EXTRACTED DATA:
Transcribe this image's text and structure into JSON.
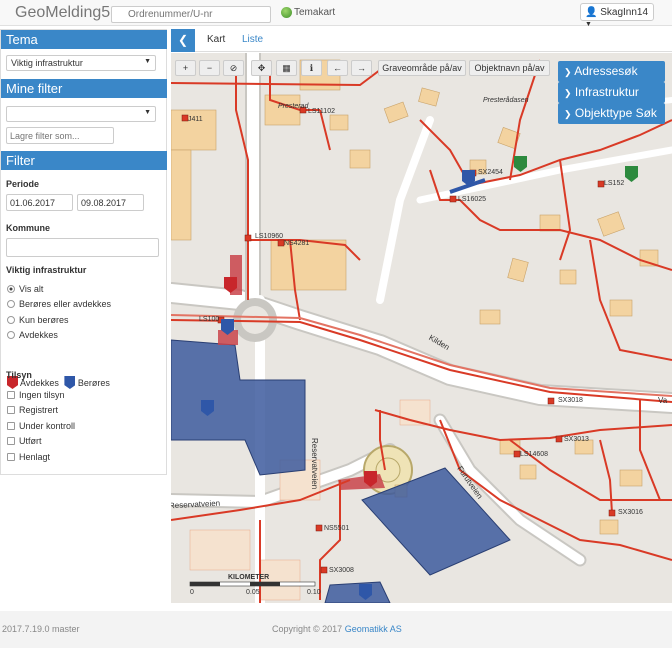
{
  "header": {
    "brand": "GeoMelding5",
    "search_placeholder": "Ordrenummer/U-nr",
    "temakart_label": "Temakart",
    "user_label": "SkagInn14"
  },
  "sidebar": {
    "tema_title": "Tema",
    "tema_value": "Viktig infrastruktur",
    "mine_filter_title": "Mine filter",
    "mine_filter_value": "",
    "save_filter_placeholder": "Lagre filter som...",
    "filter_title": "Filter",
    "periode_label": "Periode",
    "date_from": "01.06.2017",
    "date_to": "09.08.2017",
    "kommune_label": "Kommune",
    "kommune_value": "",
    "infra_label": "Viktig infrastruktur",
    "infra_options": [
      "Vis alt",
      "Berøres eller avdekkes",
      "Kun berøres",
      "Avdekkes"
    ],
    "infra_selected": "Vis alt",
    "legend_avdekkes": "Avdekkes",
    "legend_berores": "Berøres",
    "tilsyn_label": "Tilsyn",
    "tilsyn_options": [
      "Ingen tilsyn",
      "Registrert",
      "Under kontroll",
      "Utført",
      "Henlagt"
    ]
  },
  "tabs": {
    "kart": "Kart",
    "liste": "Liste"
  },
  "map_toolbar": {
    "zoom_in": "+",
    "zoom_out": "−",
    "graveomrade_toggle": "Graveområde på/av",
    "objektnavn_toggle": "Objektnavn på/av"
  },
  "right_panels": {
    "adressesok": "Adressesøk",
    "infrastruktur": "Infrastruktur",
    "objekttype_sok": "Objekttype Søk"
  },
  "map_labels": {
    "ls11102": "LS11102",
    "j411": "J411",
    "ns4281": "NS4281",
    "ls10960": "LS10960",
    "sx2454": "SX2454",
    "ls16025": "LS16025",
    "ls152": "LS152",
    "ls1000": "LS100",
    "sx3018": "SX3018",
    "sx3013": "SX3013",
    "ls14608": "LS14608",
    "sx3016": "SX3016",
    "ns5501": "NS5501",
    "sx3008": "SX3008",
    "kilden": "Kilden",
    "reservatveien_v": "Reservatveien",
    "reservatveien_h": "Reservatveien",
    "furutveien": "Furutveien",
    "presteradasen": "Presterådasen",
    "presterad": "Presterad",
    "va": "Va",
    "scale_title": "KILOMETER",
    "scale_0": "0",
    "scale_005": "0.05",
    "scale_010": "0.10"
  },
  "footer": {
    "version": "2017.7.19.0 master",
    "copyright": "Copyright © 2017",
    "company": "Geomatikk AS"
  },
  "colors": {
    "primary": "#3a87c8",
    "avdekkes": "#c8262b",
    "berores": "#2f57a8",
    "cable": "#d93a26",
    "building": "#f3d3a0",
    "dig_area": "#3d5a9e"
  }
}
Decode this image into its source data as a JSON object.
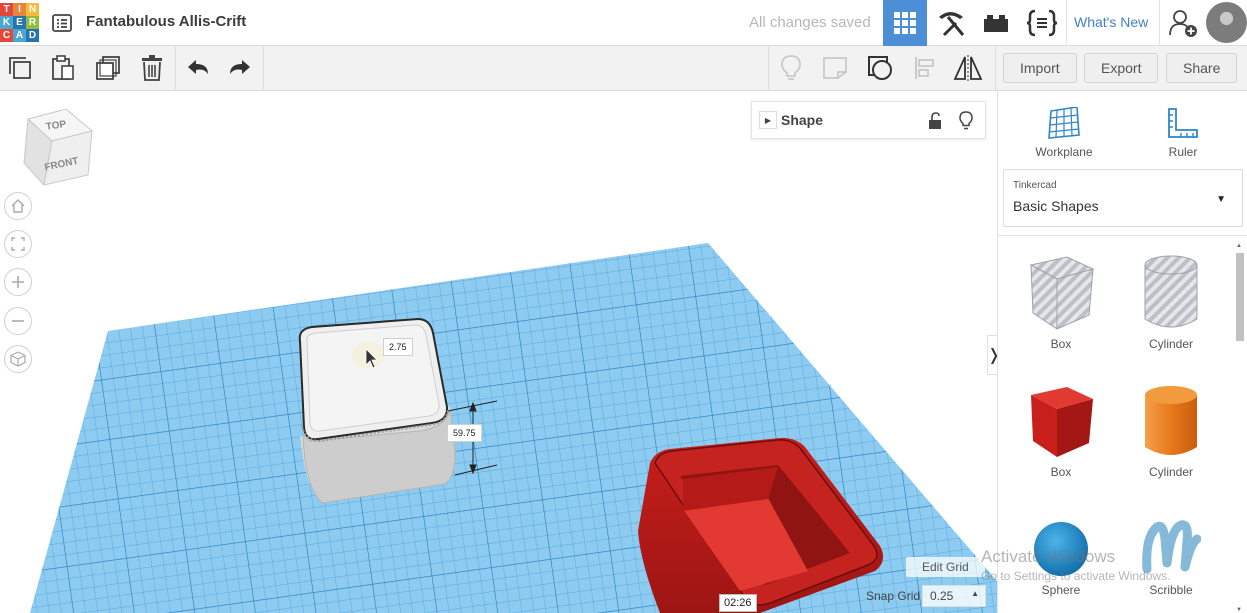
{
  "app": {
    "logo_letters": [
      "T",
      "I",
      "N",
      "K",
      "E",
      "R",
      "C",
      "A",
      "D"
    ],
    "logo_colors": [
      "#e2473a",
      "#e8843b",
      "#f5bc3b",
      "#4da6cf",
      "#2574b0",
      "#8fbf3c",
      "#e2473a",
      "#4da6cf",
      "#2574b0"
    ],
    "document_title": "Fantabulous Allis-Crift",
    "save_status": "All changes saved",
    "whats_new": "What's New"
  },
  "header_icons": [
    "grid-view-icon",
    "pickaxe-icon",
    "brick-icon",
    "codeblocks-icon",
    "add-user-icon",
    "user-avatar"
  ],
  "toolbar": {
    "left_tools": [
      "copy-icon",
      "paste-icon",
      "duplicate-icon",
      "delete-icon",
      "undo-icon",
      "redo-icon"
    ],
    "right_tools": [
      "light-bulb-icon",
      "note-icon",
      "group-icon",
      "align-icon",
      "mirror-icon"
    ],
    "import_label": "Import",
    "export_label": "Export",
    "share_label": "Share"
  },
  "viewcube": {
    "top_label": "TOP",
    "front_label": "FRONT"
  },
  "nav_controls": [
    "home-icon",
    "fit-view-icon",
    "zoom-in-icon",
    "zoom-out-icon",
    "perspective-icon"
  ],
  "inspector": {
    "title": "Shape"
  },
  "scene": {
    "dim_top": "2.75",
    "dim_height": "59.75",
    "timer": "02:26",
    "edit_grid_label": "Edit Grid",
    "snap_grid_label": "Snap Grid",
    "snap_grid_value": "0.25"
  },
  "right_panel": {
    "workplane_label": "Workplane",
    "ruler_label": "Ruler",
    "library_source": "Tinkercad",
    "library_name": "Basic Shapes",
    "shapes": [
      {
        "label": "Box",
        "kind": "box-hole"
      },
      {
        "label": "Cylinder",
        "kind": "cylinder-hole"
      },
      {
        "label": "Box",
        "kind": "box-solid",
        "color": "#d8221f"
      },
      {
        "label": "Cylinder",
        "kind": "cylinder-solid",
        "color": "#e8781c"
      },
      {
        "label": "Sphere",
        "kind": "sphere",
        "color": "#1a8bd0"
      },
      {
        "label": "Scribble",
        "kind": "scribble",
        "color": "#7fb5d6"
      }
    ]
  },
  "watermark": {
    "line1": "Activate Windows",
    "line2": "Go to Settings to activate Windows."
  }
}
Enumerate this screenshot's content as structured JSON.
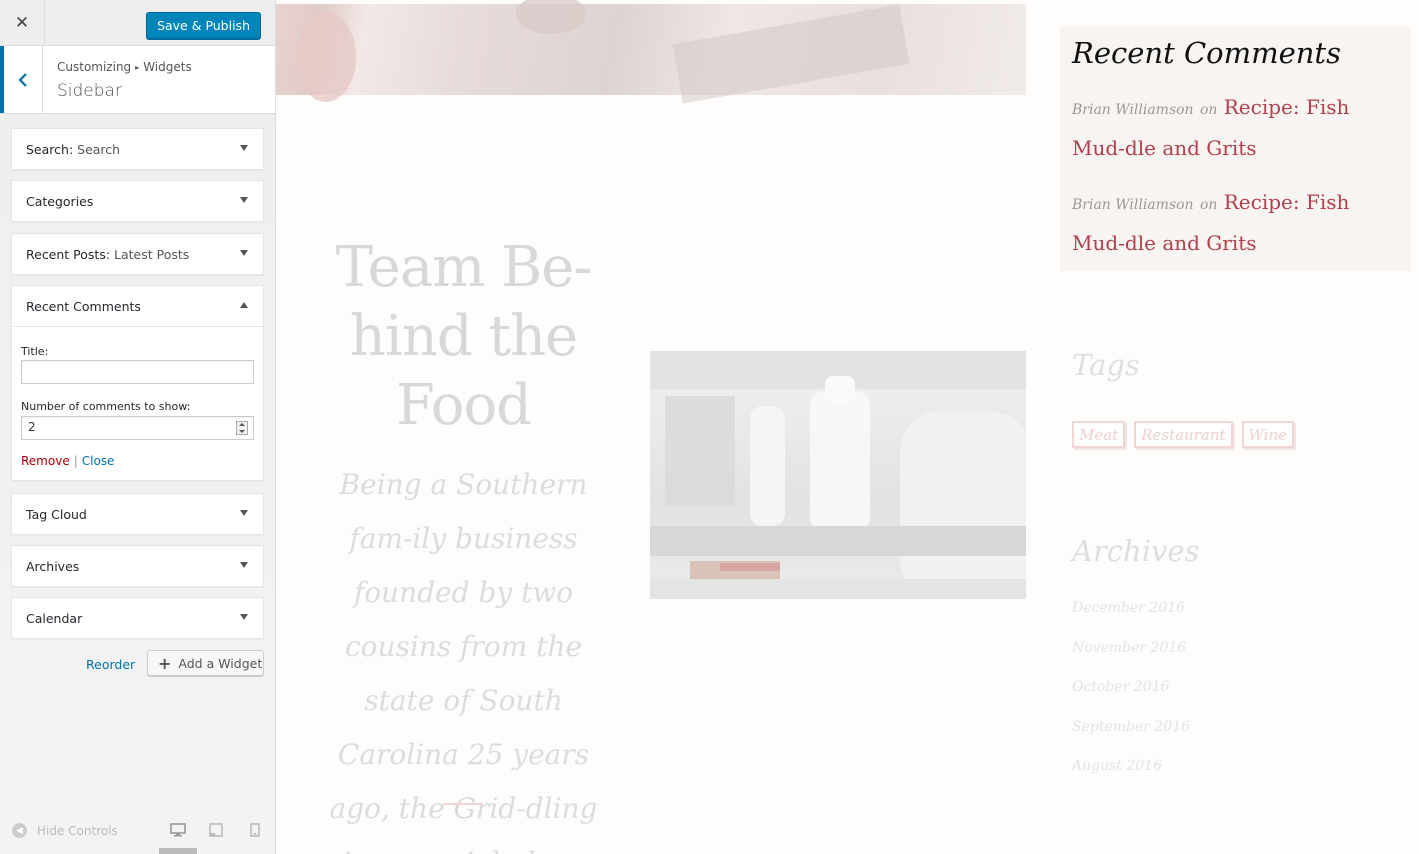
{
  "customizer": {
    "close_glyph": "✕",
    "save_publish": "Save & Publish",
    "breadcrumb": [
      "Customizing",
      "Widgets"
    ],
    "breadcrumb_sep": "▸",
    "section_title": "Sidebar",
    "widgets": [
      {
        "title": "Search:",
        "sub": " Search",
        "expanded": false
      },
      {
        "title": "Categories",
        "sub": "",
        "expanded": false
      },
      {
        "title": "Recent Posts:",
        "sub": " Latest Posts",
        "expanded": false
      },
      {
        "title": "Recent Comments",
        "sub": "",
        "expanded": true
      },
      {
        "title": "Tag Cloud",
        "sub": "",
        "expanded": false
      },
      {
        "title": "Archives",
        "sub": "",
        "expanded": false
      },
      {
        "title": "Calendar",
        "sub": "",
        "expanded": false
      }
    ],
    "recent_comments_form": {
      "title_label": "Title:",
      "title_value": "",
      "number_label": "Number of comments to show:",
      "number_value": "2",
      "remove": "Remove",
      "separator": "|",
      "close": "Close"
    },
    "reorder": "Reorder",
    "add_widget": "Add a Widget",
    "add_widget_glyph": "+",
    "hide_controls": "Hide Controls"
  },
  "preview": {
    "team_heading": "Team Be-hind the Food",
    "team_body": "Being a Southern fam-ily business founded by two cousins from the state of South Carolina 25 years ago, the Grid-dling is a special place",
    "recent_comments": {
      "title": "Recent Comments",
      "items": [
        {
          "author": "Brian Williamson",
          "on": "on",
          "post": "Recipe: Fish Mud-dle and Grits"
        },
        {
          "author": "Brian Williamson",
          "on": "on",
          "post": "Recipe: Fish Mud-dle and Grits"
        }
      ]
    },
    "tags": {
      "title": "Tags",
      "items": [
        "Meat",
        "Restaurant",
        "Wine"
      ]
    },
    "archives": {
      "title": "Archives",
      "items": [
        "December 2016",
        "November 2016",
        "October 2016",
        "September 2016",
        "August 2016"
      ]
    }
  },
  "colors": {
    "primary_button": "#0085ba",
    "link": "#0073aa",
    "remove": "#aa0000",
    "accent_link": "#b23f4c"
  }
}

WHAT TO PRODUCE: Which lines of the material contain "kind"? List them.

COMPLETED EXERCISE:
        "kind": "box-hole"
        "kind": "cylinder-hole"
        "kind": "box-solid",
        "kind": "cylinder-solid",
        "kind": "sphere",
        "kind": "scribble",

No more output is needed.